Chances are, if you’re familiar with Jackie Gleason, it’s as the loudmouthed loser, Ralph Kramden, from his grim, existentialist 1950s TV “comedy” series, The Honeymooners, which for all the world appeared to be Satre’s No Exit set in a one-room, Bronx walkup. You may recognize Gleason’s oft-imitated catchphrase about one day striking his wife in her mouth with his fist. Ah, the golden age of comedy. It’s also possible you know his Honeymooners character at one remove, as the inspiration for Fred Flintstone.
Gleason’s unfortunate legacy of depressing domestic comedy and wife-abuse punch lines overshadows his admirable contributions to American entertainment, as a skilled comic on the enormously popular, eponymous TV variety series that spawned The Honeymooners, and as a recording artist. While the nature of his contributions may be in question, it’s indisputable that Gleason’s TV popularity translated into success as a recording artist. Music for Lovers Only, released as a 16-track, mono LP in 1953, moved a half-million units and still holds the longevity record, a staggering 153 weeks, on the Top Ten album chart. This Real Gone Music CD release duplicates the album’s track list and iconic cover art.
This album was the realization of Gleason’s dream of “creating a new kind of orchestral music that was lush without being syrupy, elegant without being stuffy, suggestive without being crass,” according to the CD liner notes.
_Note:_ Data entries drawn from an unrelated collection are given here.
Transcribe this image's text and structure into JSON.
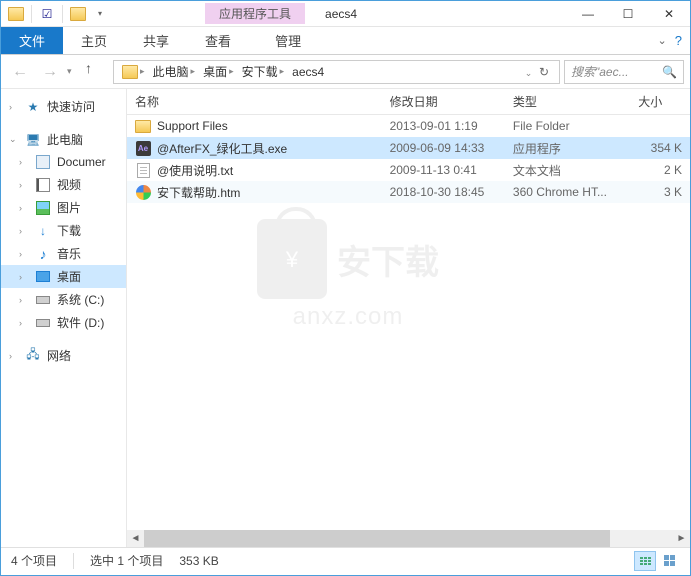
{
  "titlebar": {
    "context_tab": "应用程序工具",
    "title": "aecs4"
  },
  "ribbon": {
    "file": "文件",
    "home": "主页",
    "share": "共享",
    "view": "查看",
    "manage": "管理"
  },
  "breadcrumb": {
    "segments": [
      "此电脑",
      "桌面",
      "安下载",
      "aecs4"
    ]
  },
  "search": {
    "placeholder": "搜索\"aec..."
  },
  "sidebar": {
    "quick_access": "快速访问",
    "this_pc": "此电脑",
    "documents": "Documer",
    "videos": "视频",
    "pictures": "图片",
    "downloads": "下载",
    "music": "音乐",
    "desktop": "桌面",
    "drive_c": "系统 (C:)",
    "drive_d": "软件 (D:)",
    "network": "网络"
  },
  "columns": {
    "name": "名称",
    "date": "修改日期",
    "type": "类型",
    "size": "大小"
  },
  "files": [
    {
      "name": "Support Files",
      "date": "2013-09-01 1:19",
      "type": "File Folder",
      "size": ""
    },
    {
      "name": "@AfterFX_绿化工具.exe",
      "date": "2009-06-09 14:33",
      "type": "应用程序",
      "size": "354 K"
    },
    {
      "name": "@使用说明.txt",
      "date": "2009-11-13 0:41",
      "type": "文本文档",
      "size": "2 K"
    },
    {
      "name": "安下载帮助.htm",
      "date": "2018-10-30 18:45",
      "type": "360 Chrome HT...",
      "size": "3 K"
    }
  ],
  "watermark": {
    "line1": "安下载",
    "line2": "anxz.com"
  },
  "statusbar": {
    "count": "4 个项目",
    "selection": "选中 1 个项目",
    "size": "353 KB"
  }
}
One man’s syrup is another’s ipecac, of course, and reactions to this lugubrious easy listening music will vary accordingly.
The formula is simple and unvarying: Take a torchy, late night saloon song, ladle on layers of sumptuous strings, and let Bobby Hackett carry the melody on coronet. Likewise, the program sticks largely to familiar standards, like “My Funny Valentine,” “I’m in the Mood for Love,” “I Only Have Eyes for You,” and “Body and Soul,” for nearly an hour of aural attitude adjustment.
Unlike much of the bachelor pad/lounge/space age pop music that enjoyed a brief resurgence in the ’90s, Gleason’s music is decidedly less frenetic and overtly kitschy than the ping-pong stereophonics of Esquivel or the tiki-torching of Les Baxter and Dick Hyman. This is music as diaphanous as the filmiest nightgown, smooth as the most covert midnight assignation, so relaxed, it’s nearly narcoleptic. These melodies meander and dissipate into the air, like so much cigarette smoke.
It’s been suggested that Gleason’s late-night mood music is equally appropriate for solitary martinis of remorse as accompaniment to Champagne cocktails of seduction. Popular as his albums were (and he released 41 of them between 1953 and 1971), for adults of a certain age, there’s a decent chance Gleason’s music played a role in your being here today. Equally likely, it explains the copy of this album in your elderly, alcoholic, bachelor uncle’s record cabinet.
Depending upon how your own life is going, you may find Music for Lovers Only a fitting soundtrack for romance or for drowning your sorrows. There is a timeless quality to this music, whether it strikes you as libidinous or melancholy, one that may find a receptive audience today.